- Thesis One: Scripture truthfully tells the story of God’s action of creating, judging, and saving the world.
- Thesis Two: Scripture is rightly understood in light of the church’s rule of faith as a coherent dramatic narrative.
- Thesis Three: Faithful interpretation of Scripture requires an engagement with the entire narrative: the New Testament cannot be rightly understood apart from the Old, nor can the Old be rightly understood apart from the New.
- Thesis Four: Texts of Scripture do not have a single meaning limited to the intent of the original author. In accord with Jewish and Christian traditions, we affirm that Scripture has multiple complex senses given by God, the author of the whole drama.
- Thesis Five: The four canonical gospels narrate the truth about Jesus.
- Thesis Six: Faithful interpretation of Scripture invites and presupposes participation in the community brought into being by God’s redemptive action — the church.
- Thesis seven: The saints of the church provide guidance in how to interpret and perform Scripture.
- Thesis eight: Christians need to read the Bible in dialogue with diverse others outside the church.
- Thesis nine: We live in the tension between the “already” and the “not yet” of the kingdom of God; consequently, Scripture calls the church to ongoing discernment, to continually fresh rereadings of the text in light of the Holy Spirit’s ongoing work in the world.

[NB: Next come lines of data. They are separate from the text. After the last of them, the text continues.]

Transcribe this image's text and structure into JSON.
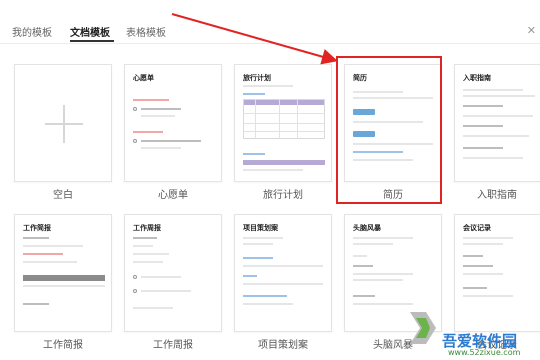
{
  "tabs": [
    {
      "label": "我的模板"
    },
    {
      "label": "文档模板"
    },
    {
      "label": "表格模板"
    }
  ],
  "close_icon": "close-icon",
  "row1": [
    {
      "label": "空白",
      "title": ""
    },
    {
      "label": "心愿单",
      "title": "心愿单"
    },
    {
      "label": "旅行计划",
      "title": "旅行计划"
    },
    {
      "label": "简历",
      "title": "简历"
    },
    {
      "label": "入职指南",
      "title": "入职指南"
    }
  ],
  "row2": [
    {
      "label": "工作简报",
      "title": "工作简报"
    },
    {
      "label": "工作周报",
      "title": "工作周报"
    },
    {
      "label": "项目策划案",
      "title": "项目策划案"
    },
    {
      "label": "头脑风暴",
      "title": "头脑风暴"
    },
    {
      "label": "会议记录",
      "title": "会议记录"
    }
  ],
  "watermark": {
    "text": "吾爱软件园",
    "url": "www.52zixue.com"
  },
  "colors": {
    "highlight": "#e02424",
    "accent_blue": "#6aa6d8",
    "table_head": "#b6a9d6"
  }
}
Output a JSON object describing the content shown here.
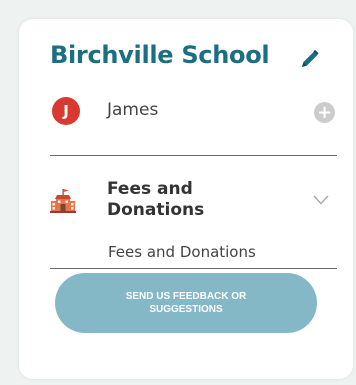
{
  "school": {
    "name": "Birchville School",
    "edit_icon": "pencil-icon"
  },
  "user": {
    "initial": "J",
    "name": "James",
    "add_icon": "plus-icon"
  },
  "section": {
    "title": "Fees and Donations",
    "icon": "school-building-icon",
    "expand_icon": "chevron-down-icon",
    "items": [
      {
        "label": "Fees and Donations"
      }
    ]
  },
  "feedback": {
    "label": "SEND US FEEDBACK OR SUGGESTIONS"
  },
  "colors": {
    "title": "#1a6f83",
    "avatar": "#d83a32",
    "button": "#85b8c7",
    "background": "#eef3f2"
  }
}
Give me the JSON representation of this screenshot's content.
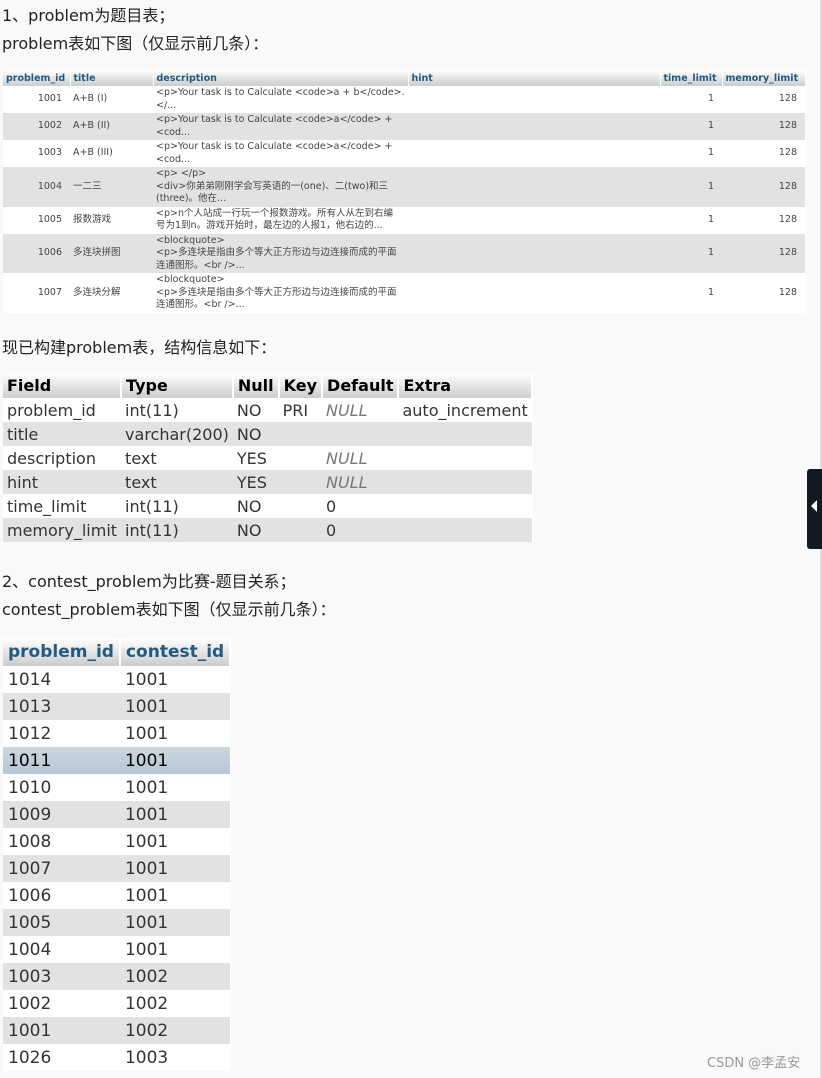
{
  "intro": {
    "line1": "1、problem为题目表；",
    "line2": "problem表如下图（仅显示前几条）："
  },
  "problem_table": {
    "headers": [
      "problem_id",
      "title",
      "description",
      "hint",
      "time_limit",
      "memory_limit"
    ],
    "rows": [
      [
        "1001",
        "A+B (I)",
        "<p>Your task is to Calculate <code>a + b</code>.\n</...",
        "",
        "1",
        "128"
      ],
      [
        "1002",
        "A+B (II)",
        "<p>Your task is to Calculate <code>a</code> +\n<cod...",
        "",
        "1",
        "128"
      ],
      [
        "1003",
        "A+B (III)",
        "<p>Your task is to Calculate <code>a</code> +\n<cod...",
        "",
        "1",
        "128"
      ],
      [
        "1004",
        "一二三",
        "<p> </p>\n<div>你弟弟刚刚学会写英语的一(one)、二(two)和三\n(three)。他在...",
        "",
        "1",
        "128"
      ],
      [
        "1005",
        "报数游戏",
        "<p>n个人站成一行玩一个报数游戏。所有人从左到右编\n号为1到n。游戏开始时，最左边的人报1，他右边的...",
        "",
        "1",
        "128"
      ],
      [
        "1006",
        "多连块拼图",
        "<blockquote>\n<p>多连块是指由多个等大正方形边与边连接而成的平面\n连通图形。<br />...",
        "",
        "1",
        "128"
      ],
      [
        "1007",
        "多连块分解",
        "<blockquote>\n<p>多连块是指由多个等大正方形边与边连接而成的平面\n连通图形。<br />...",
        "",
        "1",
        "128"
      ]
    ]
  },
  "structure_intro": "现已构建problem表，结构信息如下：",
  "structure_table": {
    "headers": [
      "Field",
      "Type",
      "Null",
      "Key",
      "Default",
      "Extra"
    ],
    "rows": [
      [
        "problem_id",
        "int(11)",
        "NO",
        "PRI",
        "NULL",
        "auto_increment"
      ],
      [
        "title",
        "varchar(200)",
        "NO",
        "",
        "",
        ""
      ],
      [
        "description",
        "text",
        "YES",
        "",
        "NULL",
        ""
      ],
      [
        "hint",
        "text",
        "YES",
        "",
        "NULL",
        ""
      ],
      [
        "time_limit",
        "int(11)",
        "NO",
        "",
        "0",
        ""
      ],
      [
        "memory_limit",
        "int(11)",
        "NO",
        "",
        "0",
        ""
      ]
    ]
  },
  "section2": {
    "line1": "2、contest_problem为比赛-题目关系；",
    "line2": "contest_problem表如下图（仅显示前几条）："
  },
  "contest_table": {
    "headers": [
      "problem_id",
      "contest_id"
    ],
    "highlighted_row": 3,
    "rows": [
      [
        "1014",
        "1001"
      ],
      [
        "1013",
        "1001"
      ],
      [
        "1012",
        "1001"
      ],
      [
        "1011",
        "1001"
      ],
      [
        "1010",
        "1001"
      ],
      [
        "1009",
        "1001"
      ],
      [
        "1008",
        "1001"
      ],
      [
        "1007",
        "1001"
      ],
      [
        "1006",
        "1001"
      ],
      [
        "1005",
        "1001"
      ],
      [
        "1004",
        "1001"
      ],
      [
        "1003",
        "1002"
      ],
      [
        "1002",
        "1002"
      ],
      [
        "1001",
        "1002"
      ],
      [
        "1026",
        "1003"
      ]
    ]
  },
  "watermark": "CSDN @李孟安",
  "colors": {
    "header_text": "#235a81",
    "row_alt": "#e2e2e2",
    "row_highlight": "#c4d0dc",
    "side_tab": "#111a22"
  },
  "icons": {
    "side_tab": "caret-left-icon"
  }
}
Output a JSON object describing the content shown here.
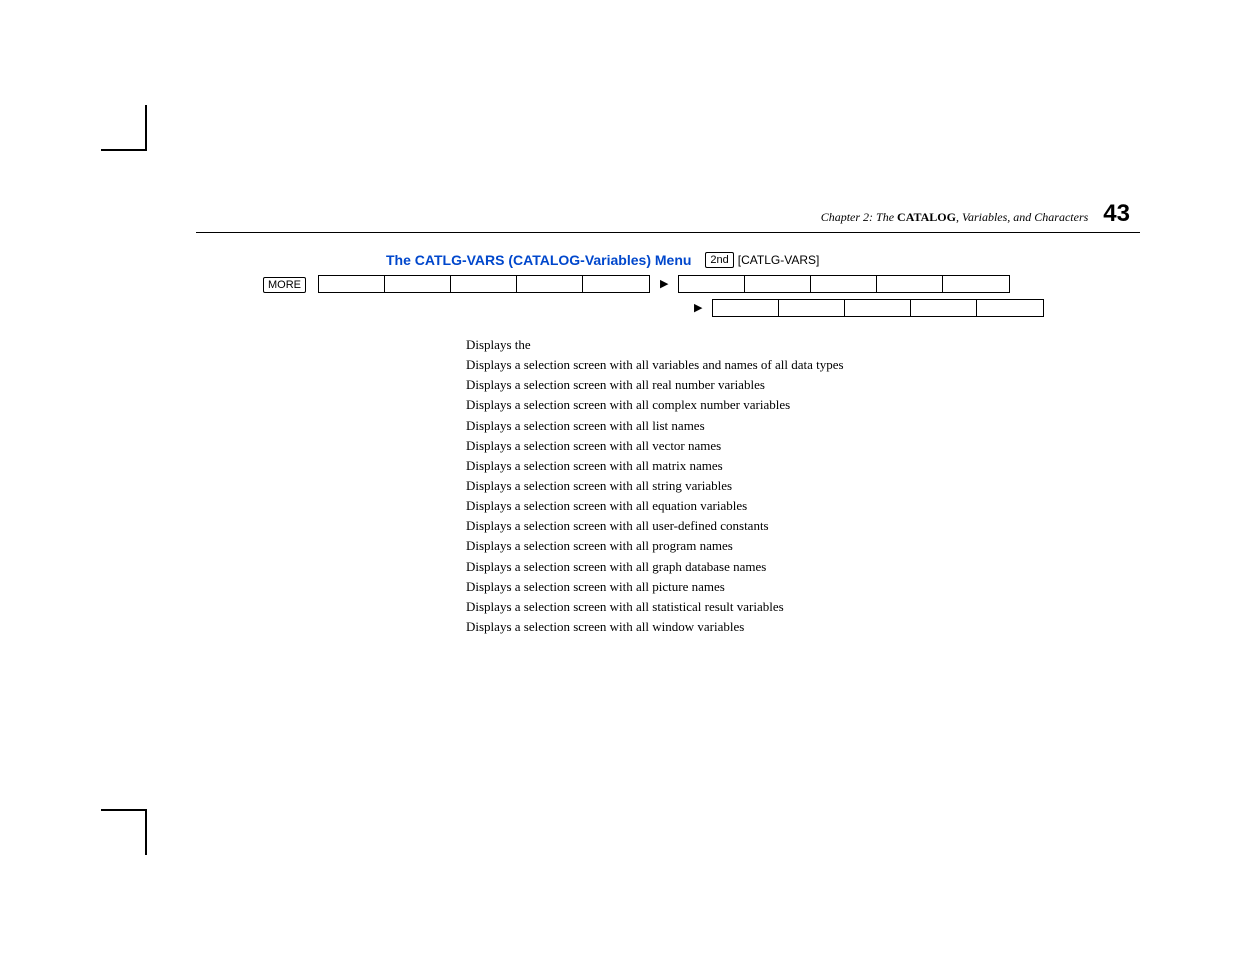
{
  "header": {
    "chapter_prefix": "Chapter 2: The ",
    "chapter_bold": "CATALOG",
    "chapter_suffix": ", Variables, and Characters",
    "page_number": "43"
  },
  "section": {
    "title": "The CATLG-VARS (CATALOG-Variables) Menu",
    "key_2nd": "2nd",
    "bracket_label": "[CATLG-VARS]"
  },
  "more_key": "MORE",
  "descriptions": [
    "Displays the",
    "Displays a selection screen with all variables and names of all data types",
    "Displays a selection screen with all real number variables",
    "Displays a selection screen with all complex number variables",
    "Displays a selection screen with all list names",
    "Displays a selection screen with all vector names",
    "Displays a selection screen with all matrix names",
    "Displays a selection screen with all string variables",
    "Displays a selection screen with all equation variables",
    "Displays a selection screen with all user-defined constants",
    "Displays a selection screen with all program names",
    "Displays a selection screen with all graph database names",
    "Displays a selection screen with all picture names",
    "Displays a selection screen with all statistical result variables",
    "Displays a selection screen with all window variables"
  ]
}
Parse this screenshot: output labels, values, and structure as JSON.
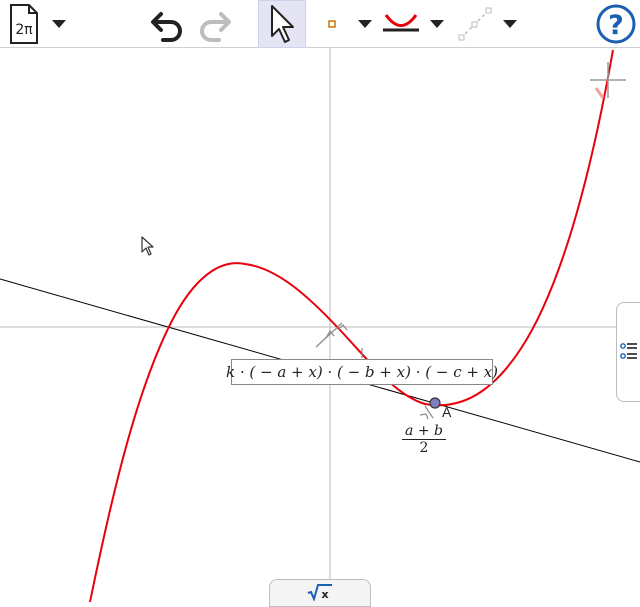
{
  "toolbar": {
    "file_menu_icon_label": "2π",
    "icons": {
      "file": "file-menu-icon",
      "undo": "undo-icon",
      "redo": "redo-icon",
      "move": "move-tool-icon",
      "point": "point-tool-icon",
      "curve": "function-tool-icon",
      "line": "line-tool-icon",
      "help": "help-icon"
    },
    "help_label": "?",
    "redo_enabled": false,
    "active_tool": "move"
  },
  "graphics": {
    "formula": "k · ( − a + x) · ( − b + x) · ( − c + x)",
    "fraction_numerator": "a + b",
    "fraction_denominator": "2",
    "point_label": "A",
    "curve_color": "#e8000b",
    "line_color": "#000000",
    "axis_color": "#bbbbbb",
    "point_fill": "#7f7fbf"
  },
  "algebra_tab": {
    "icon": "algebra-view-icon"
  },
  "input_bar": {
    "icon": "sqrt-x-icon",
    "label": "x"
  }
}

Richard Hays is coeditor of The Art of Reading Scripture. We are fortunate that he included a sermon “Who is the God Who Will Deliver.” The texts are Daniel 3.16-29 and Hebrews 11.32-12.2. Hays introduces Shadrach, Meshach, and Abednego as superheroes. He describes the escape of the fiery furnace like a modern action movie. I enjoy this introduction yet agree that marveling too much in the special effects will cause us to miss the story.
Hays cannot assume listeners have any biblical literacy. So he retells the story of Daniel as a story of political resistance. He talks about Nebuchadnezzar’s statue and the three who refused to bow down. Then he emphasizes the king’s question, “Who is the god that will deliver you out of my hands?” I enjoy his commentary. It is one thing to talk about how this God rescued you in Egypt, “but this is the real world now.” Nebuchadnezzar was certain he held the power. But God saved them and Nebuchadnezzar changes his tune.
Hays is right to highlight the three Hebrews trusted God without knowing how the story would turn out. This is important because not all resistance stories have a happy ending. This is important because our resistance may get us thrown into the fire as well. This is important because we must trust our future to God.
He creatively introduces the fourth figure in the furnace. Nebuchadnezzar says “the fourth has the appearance of a god.” Hays gets my attention as he reports that only three men come out. The fourth figure does not follow but remains in the furnace of suffering. Hays turns to the Hebrews text where there is a great cloud of witnesses who have trusted in the power of God to deliver. At the end of this is Jesus, the “author and finisher” of faith. Jesus did not escape his enemies. He did not emerge from the furnace unscathed. He remained in it and “endured the cross” in order to deliver us. Hays answers the question, “Who is the god who will deliver?” with “the God who enters the furnace with us.” Hays then brings in a text from Isaiah to affirm this response.
I enjoy Hay’s discussion about audience context and his attempt at early Christian exegesis of the OT deliverance stories. Equally helpful is his conversation about the need for resistance in today’s church. Perhaps most interesting is his discussion of how his involvement in the Scripture Project led him to focus on the fourth man in the sermon. Both this sermon and The Scripture Project emphasize God’s salvation. Both presume Old and New Testament as the ongoing story of God’s intervention. Both address the saving presence of God in a way that prefigures what is later claimed about Jesus. Both have confidence in God as the author of the entire drama. I applaud his effort to preach in a way that places Jesus in the role of the saving God of history.